System Shock

The publisher of Ultima Underworld, Origin, wanted the sequel out in less than a year and we delivered. But it was a rush and we cut corners. In hindsight it was unwise to kick the sequel out as fast as we could. The sequel sold half of the original, which essentially killed Origin’s interest in doing anything further with the franchise. Had we spent more time and innovated further Underworld might be a major franchise still running today.

System Shock II development was a different situation. We intended with System Shock II to do full justice to the original and to push forward with a number of notable innovations. And I think we delivered on some fronts, less so on others.

What happened with System Shock II is that we ran into financial trouble during development that handicapped our efforts. Also LookingGlass had been acquired during that time, and so development decisions were no longer entirely our own. We did the best we could given these challenges and I’m proud of what we released with System Shock II, but it was not without some compromise.

Perhaps the biggest hurdle was in marketing. The Columbine shootings happened just before the launch of the game. Our publisher, Electronic Arts, was understandably hesitant about releasing 3D shooters, even games like System Shock II that were only incidentally shooters. EA ended up doing a low-key launch of the game, which undercut sales. When the sales were weak they pulled the plug on the title, putting it into the bargain bin just 90 days after launch.

Despite the bad timing on the launch and the challenges we faced in development, System Shock II was recognized as an innovative and notable game by the press and by the fans who’ve actually played it. It has left its mark.

6. The original System Shock was developed using short written vignettes, “minutes of gameplay” to paint scenes of how the game should work. Did the System Shock 2 team take the same approach, or was a new technique applied?

Essentially the same technique. Having a plot built up from small building blocks that can be shifted about lends itself better to open-ended, immersive gameplay than a monolithic narrative.

7. Ultima Underworld's legacy can be easily seen in open-world first person RPGs like Skyrim. What do you feel that System Shock 2's true legacy was (beyond the obvious direct spiritual successor in the form of the Bioshock games)?

Ultima Underworld

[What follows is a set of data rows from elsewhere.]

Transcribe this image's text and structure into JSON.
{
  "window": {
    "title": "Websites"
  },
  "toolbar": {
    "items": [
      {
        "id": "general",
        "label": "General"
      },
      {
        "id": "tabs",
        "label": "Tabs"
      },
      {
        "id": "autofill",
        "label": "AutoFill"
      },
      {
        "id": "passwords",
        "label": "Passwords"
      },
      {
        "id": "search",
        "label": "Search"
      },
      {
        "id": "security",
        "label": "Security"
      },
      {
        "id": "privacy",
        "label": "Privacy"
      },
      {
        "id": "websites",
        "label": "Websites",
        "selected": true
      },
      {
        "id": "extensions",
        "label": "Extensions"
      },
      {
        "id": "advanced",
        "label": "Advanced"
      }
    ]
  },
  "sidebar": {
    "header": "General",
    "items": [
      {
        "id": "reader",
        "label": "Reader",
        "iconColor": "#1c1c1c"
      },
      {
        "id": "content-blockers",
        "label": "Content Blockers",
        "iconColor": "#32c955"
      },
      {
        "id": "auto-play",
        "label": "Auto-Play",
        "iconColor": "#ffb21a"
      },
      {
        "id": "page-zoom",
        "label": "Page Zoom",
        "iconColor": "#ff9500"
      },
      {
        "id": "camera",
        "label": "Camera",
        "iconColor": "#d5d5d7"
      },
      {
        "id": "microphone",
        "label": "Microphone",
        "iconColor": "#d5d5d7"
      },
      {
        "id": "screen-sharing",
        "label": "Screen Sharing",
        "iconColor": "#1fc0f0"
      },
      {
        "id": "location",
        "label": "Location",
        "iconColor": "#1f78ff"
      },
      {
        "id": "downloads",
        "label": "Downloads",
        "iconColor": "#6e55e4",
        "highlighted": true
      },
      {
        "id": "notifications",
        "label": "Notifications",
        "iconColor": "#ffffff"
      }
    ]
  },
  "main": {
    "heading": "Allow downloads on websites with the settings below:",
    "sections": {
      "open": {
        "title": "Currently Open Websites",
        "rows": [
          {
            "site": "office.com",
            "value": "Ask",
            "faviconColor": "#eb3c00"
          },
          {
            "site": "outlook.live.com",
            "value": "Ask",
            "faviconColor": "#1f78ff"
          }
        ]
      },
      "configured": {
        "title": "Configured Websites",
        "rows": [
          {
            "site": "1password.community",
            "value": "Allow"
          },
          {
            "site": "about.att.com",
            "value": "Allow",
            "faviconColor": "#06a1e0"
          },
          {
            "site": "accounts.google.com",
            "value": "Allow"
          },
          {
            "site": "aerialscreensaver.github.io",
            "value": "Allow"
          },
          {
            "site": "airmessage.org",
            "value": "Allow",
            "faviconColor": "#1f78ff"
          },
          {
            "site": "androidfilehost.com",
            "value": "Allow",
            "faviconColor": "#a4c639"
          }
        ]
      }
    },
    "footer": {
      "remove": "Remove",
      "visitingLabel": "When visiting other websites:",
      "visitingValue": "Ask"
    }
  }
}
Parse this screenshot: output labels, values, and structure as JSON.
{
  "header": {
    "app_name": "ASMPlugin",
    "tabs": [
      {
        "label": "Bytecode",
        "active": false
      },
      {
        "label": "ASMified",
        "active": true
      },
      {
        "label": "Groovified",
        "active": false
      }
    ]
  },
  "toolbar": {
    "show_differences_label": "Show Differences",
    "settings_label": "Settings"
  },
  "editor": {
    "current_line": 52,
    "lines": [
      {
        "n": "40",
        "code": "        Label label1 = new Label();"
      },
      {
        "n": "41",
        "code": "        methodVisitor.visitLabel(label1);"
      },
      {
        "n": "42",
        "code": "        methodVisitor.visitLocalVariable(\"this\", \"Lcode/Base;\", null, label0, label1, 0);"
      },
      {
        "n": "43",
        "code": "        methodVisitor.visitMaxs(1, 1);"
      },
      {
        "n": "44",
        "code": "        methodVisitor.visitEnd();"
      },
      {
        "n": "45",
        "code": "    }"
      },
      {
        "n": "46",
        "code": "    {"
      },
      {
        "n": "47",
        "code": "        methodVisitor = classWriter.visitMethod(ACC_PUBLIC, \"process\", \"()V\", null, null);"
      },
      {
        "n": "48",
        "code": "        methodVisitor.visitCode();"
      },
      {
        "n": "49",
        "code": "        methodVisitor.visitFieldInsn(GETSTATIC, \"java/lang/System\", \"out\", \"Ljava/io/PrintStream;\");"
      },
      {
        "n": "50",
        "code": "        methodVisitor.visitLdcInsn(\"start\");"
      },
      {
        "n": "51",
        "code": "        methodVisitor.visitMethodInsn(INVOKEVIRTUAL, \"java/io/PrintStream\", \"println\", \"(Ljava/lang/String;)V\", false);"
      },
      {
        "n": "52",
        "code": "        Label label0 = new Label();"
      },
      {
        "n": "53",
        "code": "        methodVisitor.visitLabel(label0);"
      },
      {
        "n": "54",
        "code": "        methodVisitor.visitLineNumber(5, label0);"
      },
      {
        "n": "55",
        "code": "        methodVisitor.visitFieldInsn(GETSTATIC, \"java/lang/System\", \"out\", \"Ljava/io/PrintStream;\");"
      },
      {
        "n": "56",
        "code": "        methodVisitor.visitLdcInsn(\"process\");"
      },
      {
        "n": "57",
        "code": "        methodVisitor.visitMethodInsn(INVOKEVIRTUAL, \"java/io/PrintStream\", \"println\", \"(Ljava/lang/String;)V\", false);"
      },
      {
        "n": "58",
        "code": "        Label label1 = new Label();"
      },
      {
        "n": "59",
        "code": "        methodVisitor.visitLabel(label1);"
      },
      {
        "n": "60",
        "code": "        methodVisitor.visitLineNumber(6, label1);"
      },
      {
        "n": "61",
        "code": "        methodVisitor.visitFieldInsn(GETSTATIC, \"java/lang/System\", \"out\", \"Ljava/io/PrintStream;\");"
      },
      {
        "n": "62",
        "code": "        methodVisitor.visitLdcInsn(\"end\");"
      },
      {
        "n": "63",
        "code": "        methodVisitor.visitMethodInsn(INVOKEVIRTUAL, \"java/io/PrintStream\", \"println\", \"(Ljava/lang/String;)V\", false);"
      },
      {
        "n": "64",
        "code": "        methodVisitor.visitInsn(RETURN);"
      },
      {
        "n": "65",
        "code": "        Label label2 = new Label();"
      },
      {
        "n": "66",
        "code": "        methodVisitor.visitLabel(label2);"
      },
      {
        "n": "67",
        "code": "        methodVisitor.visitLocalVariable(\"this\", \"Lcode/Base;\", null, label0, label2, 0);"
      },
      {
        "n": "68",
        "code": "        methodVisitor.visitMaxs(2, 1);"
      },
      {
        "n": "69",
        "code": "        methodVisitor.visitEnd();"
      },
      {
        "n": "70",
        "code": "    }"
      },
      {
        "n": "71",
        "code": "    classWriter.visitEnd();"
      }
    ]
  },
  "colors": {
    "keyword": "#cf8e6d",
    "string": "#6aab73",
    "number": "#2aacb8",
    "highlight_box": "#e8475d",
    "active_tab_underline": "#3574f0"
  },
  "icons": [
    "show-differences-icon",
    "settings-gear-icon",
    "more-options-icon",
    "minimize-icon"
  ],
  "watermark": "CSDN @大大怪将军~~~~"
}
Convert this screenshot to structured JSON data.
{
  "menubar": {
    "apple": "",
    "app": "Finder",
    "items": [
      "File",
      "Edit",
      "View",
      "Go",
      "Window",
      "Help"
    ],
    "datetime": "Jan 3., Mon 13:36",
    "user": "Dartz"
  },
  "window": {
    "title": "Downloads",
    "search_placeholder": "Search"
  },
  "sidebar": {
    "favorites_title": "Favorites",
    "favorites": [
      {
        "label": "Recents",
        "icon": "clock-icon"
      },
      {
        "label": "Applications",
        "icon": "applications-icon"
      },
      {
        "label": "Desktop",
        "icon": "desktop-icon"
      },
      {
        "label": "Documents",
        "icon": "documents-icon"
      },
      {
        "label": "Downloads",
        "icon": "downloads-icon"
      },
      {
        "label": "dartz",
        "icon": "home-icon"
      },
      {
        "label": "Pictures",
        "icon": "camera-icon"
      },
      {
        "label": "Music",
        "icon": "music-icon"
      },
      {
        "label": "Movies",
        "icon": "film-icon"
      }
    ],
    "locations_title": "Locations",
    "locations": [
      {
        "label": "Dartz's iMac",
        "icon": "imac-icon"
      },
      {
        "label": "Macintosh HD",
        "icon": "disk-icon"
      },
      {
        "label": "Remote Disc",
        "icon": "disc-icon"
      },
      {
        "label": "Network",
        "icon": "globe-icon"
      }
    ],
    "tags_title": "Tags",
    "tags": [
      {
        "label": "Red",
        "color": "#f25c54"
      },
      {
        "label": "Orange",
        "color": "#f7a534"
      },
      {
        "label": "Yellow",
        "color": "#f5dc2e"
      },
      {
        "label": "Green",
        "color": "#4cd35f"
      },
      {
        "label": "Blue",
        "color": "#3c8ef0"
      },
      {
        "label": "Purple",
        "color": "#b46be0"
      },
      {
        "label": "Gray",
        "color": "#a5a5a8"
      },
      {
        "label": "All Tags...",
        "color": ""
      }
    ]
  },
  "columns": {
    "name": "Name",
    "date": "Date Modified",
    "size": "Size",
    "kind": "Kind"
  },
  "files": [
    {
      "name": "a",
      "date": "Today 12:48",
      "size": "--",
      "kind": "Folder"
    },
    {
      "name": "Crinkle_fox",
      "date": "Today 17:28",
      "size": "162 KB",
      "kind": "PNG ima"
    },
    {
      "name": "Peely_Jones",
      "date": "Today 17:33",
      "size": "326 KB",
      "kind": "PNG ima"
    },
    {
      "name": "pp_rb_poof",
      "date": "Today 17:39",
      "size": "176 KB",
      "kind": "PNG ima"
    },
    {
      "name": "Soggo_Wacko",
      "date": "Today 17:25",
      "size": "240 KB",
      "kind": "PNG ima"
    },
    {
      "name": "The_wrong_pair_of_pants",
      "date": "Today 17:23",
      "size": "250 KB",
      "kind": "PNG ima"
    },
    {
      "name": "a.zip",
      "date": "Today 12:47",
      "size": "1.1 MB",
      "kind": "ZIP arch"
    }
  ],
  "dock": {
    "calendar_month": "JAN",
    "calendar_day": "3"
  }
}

The Bioshock series certainly, which Ken Levine has described as System Shock’s spiritual successor. Deus Ex borrows a lot as well from Shock as well. And as with Skyrim, there are dozens of other games that have learned in bits here or there from the System Shock games.

8. What do you think about Kickstarter and other alternate methods of funding games? Do you think that if Looking Glass had access to that kind of alternative back in the 90s that the company may have survived?

Perhaps so. We relied on venture funding to grow the studio, and it turned out that LookingGlass was not a great fit for the venture model. This was heading into the heyday of the first dotcom bubble where venture guys were looking at 20x and higher potential returns. We are simply not on that trajectory. Even today it is difficult to see where venture fits well with traditional AAA PC or console game development.

Crowd funding does seem to be working for fans of classic games, with a relatively modest but dedicated audience willing to fund some of these titles on order of $1M to $4M, and in a few cases substantially more.

9. We've heard that recently you've been working mostly on mobile games. What direction do you see mobile games going in? How do you think mobile games can innovate? What do you feel is unique about that platform?

Another topic for its own interview. But in brief, mobile and tablets are where much of the innovation in gaming is happening today. The costs are dramatically lower than in console, and you don’t need a publisher or retail to reach the audience. Also millions of new folks are being introduced to gaming on their mobile devices, so you have fresh expectations from an audience who in some ways are more open to trying whatever might be fun.

10. What projects are you working on currently?

New mobile game concept, still in stealth mode. Hopefully have something to share soon…

Thank you very much! We wish you the best in your future endeavors.

– Night Dive

By Jensen Toperzer